The relative political calm that has prevailed across the Atlantic this year will soon be tested by an ambitious U.S. effort to remake NATO into a global security organization able to go anywhere and do much more than fight wars.
Light sparring is underway behind closed doors over the sites and the agendas for alliance summits in 2006 and 2008 that could become essential components of President Bush's legacy in foreign affairs. The tactical arguments are precursors of a great strategic debate that lies ahead over the nature of global power in the 21st century.
This debate, if handled correctly, could enhance rather than damage allied unity. It encompasses the recent bitter transatlantic differences over the war in Iraq, which have been put aside for the moment. But the discussion to come must be far broader than Iraq, since it involves an underlying conflict over the direction of history as well as the direction of NATO.
Outwardly, transatlantic relations have improved substantially. A new German government that does not owe its electoral legitimacy to opposing Bush's policies has taken power in Berlin. France's drive to limit U.S. hegemony abroad has been weakened by internal problems. Secretary of State Condoleezza Rice has turned U.S. sniping at the European Union's negotiations with Iran over nuclear arms into meaningful support for that effort.
"We are in complete agreement on the goals and the means of resolving the Iranian nuclear question," Frank-Walter Steinmeir, Germany's new foreign minister, told me shortly after he met with Rice here last week. "The enrichment of uranium within the borders of Iran is unacceptable to us all, and we are offering a reasonable alternative to Iran . . . .That unity will continue . . . whether Iran seizes this opportunity or not."
But the Bush national security team continues to see a world being swept by radical changes that must be mastered and channeled, while many in Europe see a world standing still -- that is, possessing a rough strategic equilibrium that must be maintained through gradual evolution.
Structurally, this difference shows up in the implicit creation of an alliance within the alliance: Bush's America, Tony Blair's Britain, Silvio Berlusconi's Italy and the formerly Soviet-occupied lands of Central Europe and the Baltics that have deployed troops to Iraq. They constitute a politically coherent group committed to advancing democratic freedoms abroad, through military means if necessary.
But the former Soviet satellites once identified by Defense Secretary Donald Rumsfeld as "New Europe" have relatively less to offer in personnel and hardware for the alliance's military missions, even if their own recent enslavement makes them more eager to take part in those endeavors.

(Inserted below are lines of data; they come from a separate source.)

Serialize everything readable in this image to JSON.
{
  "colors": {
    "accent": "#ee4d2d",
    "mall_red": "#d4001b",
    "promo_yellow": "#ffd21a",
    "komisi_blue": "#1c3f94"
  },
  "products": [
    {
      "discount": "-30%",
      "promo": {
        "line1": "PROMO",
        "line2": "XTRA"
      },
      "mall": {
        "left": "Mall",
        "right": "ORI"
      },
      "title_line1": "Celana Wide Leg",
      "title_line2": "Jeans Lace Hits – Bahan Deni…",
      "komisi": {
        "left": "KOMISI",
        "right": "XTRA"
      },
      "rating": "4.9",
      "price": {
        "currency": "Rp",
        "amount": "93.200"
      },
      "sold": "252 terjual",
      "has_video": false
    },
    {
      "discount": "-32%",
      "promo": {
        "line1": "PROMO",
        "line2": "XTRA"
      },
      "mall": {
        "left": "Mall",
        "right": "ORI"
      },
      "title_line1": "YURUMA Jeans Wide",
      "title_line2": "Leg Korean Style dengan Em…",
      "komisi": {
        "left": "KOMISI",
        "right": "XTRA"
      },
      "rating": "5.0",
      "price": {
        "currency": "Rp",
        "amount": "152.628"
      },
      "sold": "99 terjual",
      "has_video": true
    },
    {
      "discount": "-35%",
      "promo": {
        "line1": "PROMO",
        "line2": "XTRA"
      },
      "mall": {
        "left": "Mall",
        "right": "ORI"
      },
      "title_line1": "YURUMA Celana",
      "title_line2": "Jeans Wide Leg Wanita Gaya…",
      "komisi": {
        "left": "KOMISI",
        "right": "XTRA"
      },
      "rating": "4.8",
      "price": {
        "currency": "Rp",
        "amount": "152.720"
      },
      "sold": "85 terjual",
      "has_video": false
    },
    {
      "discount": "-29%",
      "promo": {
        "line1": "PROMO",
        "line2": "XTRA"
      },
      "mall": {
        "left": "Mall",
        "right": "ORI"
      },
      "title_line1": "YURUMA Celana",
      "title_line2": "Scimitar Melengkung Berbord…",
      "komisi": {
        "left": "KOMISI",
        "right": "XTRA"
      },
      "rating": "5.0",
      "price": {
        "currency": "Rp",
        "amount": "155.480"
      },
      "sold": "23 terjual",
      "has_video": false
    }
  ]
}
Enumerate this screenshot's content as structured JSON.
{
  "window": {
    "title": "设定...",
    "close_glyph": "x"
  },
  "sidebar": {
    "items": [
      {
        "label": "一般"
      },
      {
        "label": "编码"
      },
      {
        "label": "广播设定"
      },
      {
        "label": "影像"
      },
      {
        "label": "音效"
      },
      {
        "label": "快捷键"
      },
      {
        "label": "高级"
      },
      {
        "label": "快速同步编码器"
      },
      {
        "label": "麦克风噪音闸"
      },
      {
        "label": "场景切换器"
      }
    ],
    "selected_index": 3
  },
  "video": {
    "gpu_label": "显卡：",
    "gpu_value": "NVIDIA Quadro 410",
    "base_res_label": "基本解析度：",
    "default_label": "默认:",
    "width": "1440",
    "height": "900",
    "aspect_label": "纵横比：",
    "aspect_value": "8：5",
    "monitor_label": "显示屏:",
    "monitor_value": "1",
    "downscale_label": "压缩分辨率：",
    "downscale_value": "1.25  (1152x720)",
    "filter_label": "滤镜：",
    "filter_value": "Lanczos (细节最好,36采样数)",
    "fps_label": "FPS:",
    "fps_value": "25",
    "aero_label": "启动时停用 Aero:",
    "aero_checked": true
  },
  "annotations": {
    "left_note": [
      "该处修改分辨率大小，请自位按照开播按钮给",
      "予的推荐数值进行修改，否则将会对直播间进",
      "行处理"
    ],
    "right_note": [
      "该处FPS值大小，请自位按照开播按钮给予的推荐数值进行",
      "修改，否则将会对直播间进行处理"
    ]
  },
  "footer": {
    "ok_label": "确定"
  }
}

While their electorates resist committing resources to military spending, France and Germany nonetheless contribute forces through NATO to the pacification efforts in Afghanistan and to the alliance's new Rapid Reaction Force in much greater numbers than can New Europe. A key point of change sought by Washington is to have the organization as a whole pay for missions that are now funded only by the countries that take part in them.
Resolving the emerging cleavage between mission affinity and mission capability within the alliance is the key task for the president in his final two outings on the NATO summit stage. These gatherings, normally ceremonial rather than substantive, can redefine and revitalize NATO for the future, or consign it to history along with the Cold War, which created the organization.
The White House supports Latvia's bid to host the 2006 gathering at a date still to be determined. Some European capitals want the meeting held at NATO headquarters in Brussels instead, to avoid risking Russian displeasure and reaction over a NATO summit being held in a former Soviet republic.
There is also concern among European diplomats about an American push to use the 2006 summit as a moment of "transformation" for NATO into a global alliance that can take on large-scale humanitarian, reconstruction and peace-building missions around the world, rather than remaining close to its original purpose of the collective defense of Europe.
A glimpse of one possible mission for new NATO came in September when the fledgling Reaction Force ferried symbolic relief (10 tons of cots, tents and other supplies donated by the Czech Republic) to victims of Hurricane Katrina. Then, in October, the force mounted a much larger emergency air bridge to move 2,000 tons of supplies and 300 NATO troops to help earthquake victims in Pakistan and Kashmir.
Old Europeans may grumble that NATO should not be turned into the Red Cross -- that the alliance's redefinition should not become endlessly elastic. But Europe must then offer its own concepts for an effective new alliance that contributes to global security, rather than one that stands still and complains about American unilateralism.
That in turn should force the Bush administration to treat transatlantic differences not as a simple matter of political will -- of some alliance members having it and others not -- but as a matter of necessity to base a new NATO on a new common program that brings clear benefits to all 26 members.